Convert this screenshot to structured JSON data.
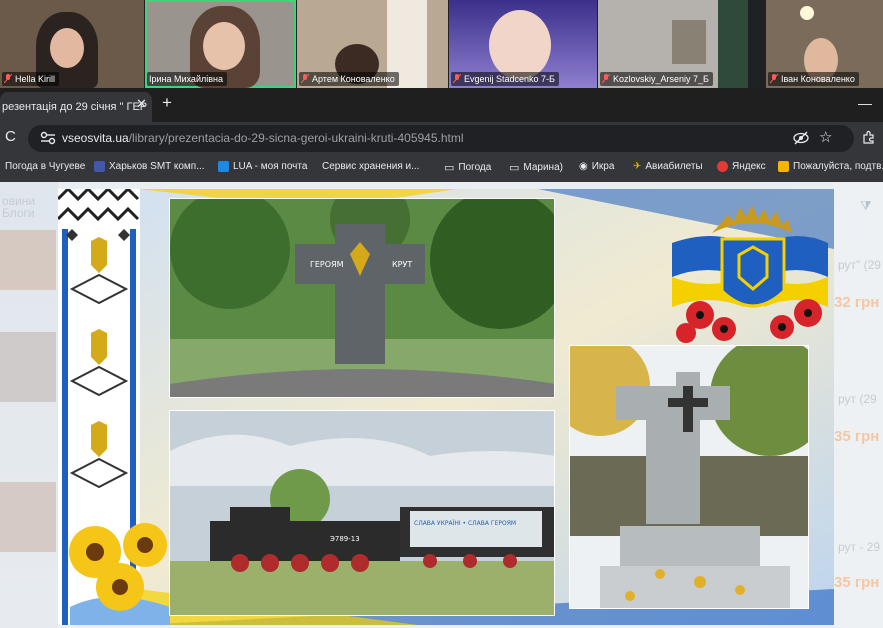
{
  "participants": [
    {
      "name": "Hella Kirill",
      "bg": "#6b5a4a"
    },
    {
      "name": "Ірина Михайлівна",
      "bg": "#8d8a86"
    },
    {
      "name": "Артем Коноваленко",
      "bg": "#9b8a78"
    },
    {
      "name": "Evgenij Stadcenko 7-Б",
      "bg": "#4a3e8e"
    },
    {
      "name": "Kozlovskiy_Arseniy 7_Б",
      "bg": "#b5b2ad"
    },
    {
      "name": "Іван Коноваленко",
      "bg": "#7b6b5b"
    }
  ],
  "browser": {
    "tab_title": "резентація до 29 січня \" ГЕР",
    "tab_close": "✕",
    "new_tab": "+",
    "minimize": "—",
    "reload": "C",
    "url_host": "vseosvita.ua",
    "url_path": "/library/prezentacia-do-29-sicna-geroi-ukraini-kruti-405945.html"
  },
  "bookmarks": [
    {
      "label": "Погода в Чугуеве",
      "color": "#2d6cdf"
    },
    {
      "label": "Харьков SMT комп...",
      "color": "#4457a8"
    },
    {
      "label": "LUA - моя почта",
      "color": "#1e88e5"
    },
    {
      "label": "Сервис хранения и...",
      "color": "#6d6d6d"
    },
    {
      "label": "Погода",
      "color": "folder"
    },
    {
      "label": "Марина)",
      "color": "folder"
    },
    {
      "label": "Икра",
      "color": "#e8eaed"
    },
    {
      "label": "Авиабилеты",
      "color": "#f4b400"
    },
    {
      "label": "Яндекс",
      "color": "#e53935"
    },
    {
      "label": "Пожалуйста, подтв...",
      "color": "#f4b400"
    }
  ],
  "background_page": {
    "left_heading": "овини",
    "left_heading2": "Блоги",
    "right_texts": [
      "рут\" (29",
      "32 грн",
      "рут (29",
      "35 грн",
      "рут - 29",
      "35 грн"
    ]
  },
  "slide": {
    "monument_plaque_left": "ГЕРОЯМ",
    "monument_plaque_right": "КРУТ",
    "train_banner": "СЛАВА УКРАЇНІ • СЛАВА ГЕРОЯМ",
    "train_number": "Э789-13"
  },
  "colors": {
    "ukraine_blue": "#1f5fbf",
    "ukraine_yellow": "#f5d000"
  }
}
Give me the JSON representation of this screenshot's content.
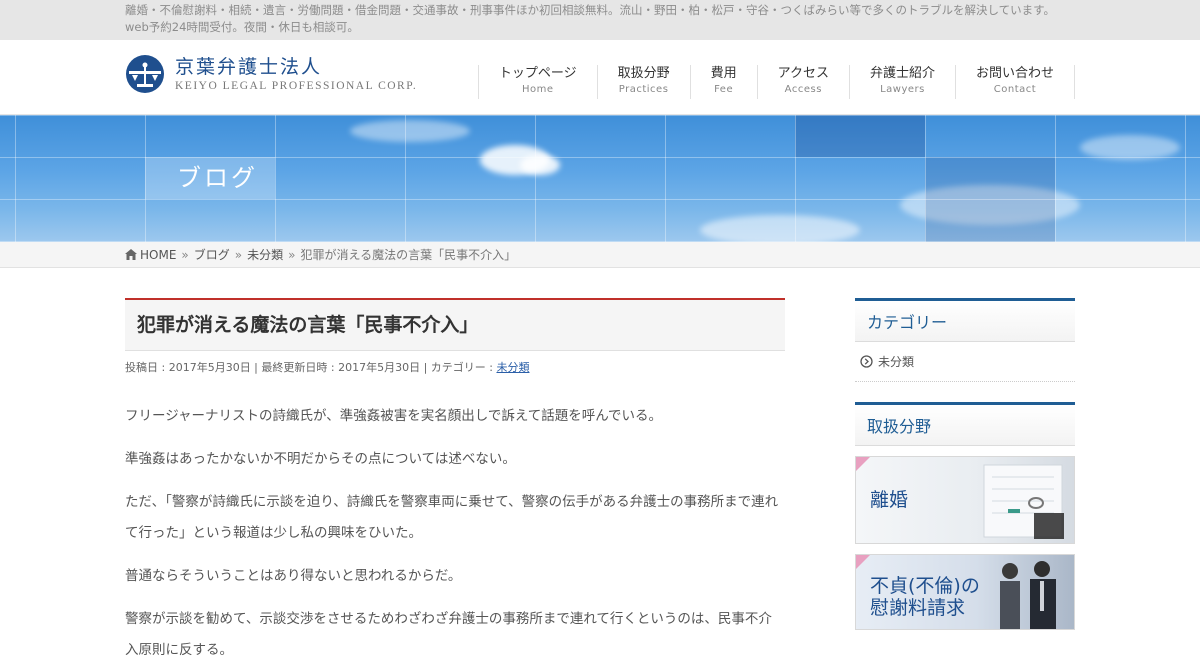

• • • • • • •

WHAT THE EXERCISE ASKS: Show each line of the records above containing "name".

SOLUTION TO THE PROBLEM:
      "name": "Hella Kirill",
      "name": "Ірина Михайлівна",
      "name": "Артем Коноваленко",
      "name": "Evgenij Stadcenko 7-Б",
      "name": "Kozlovskiy_Arseniy 7_Б",
      "name": "Іван Коноваленко",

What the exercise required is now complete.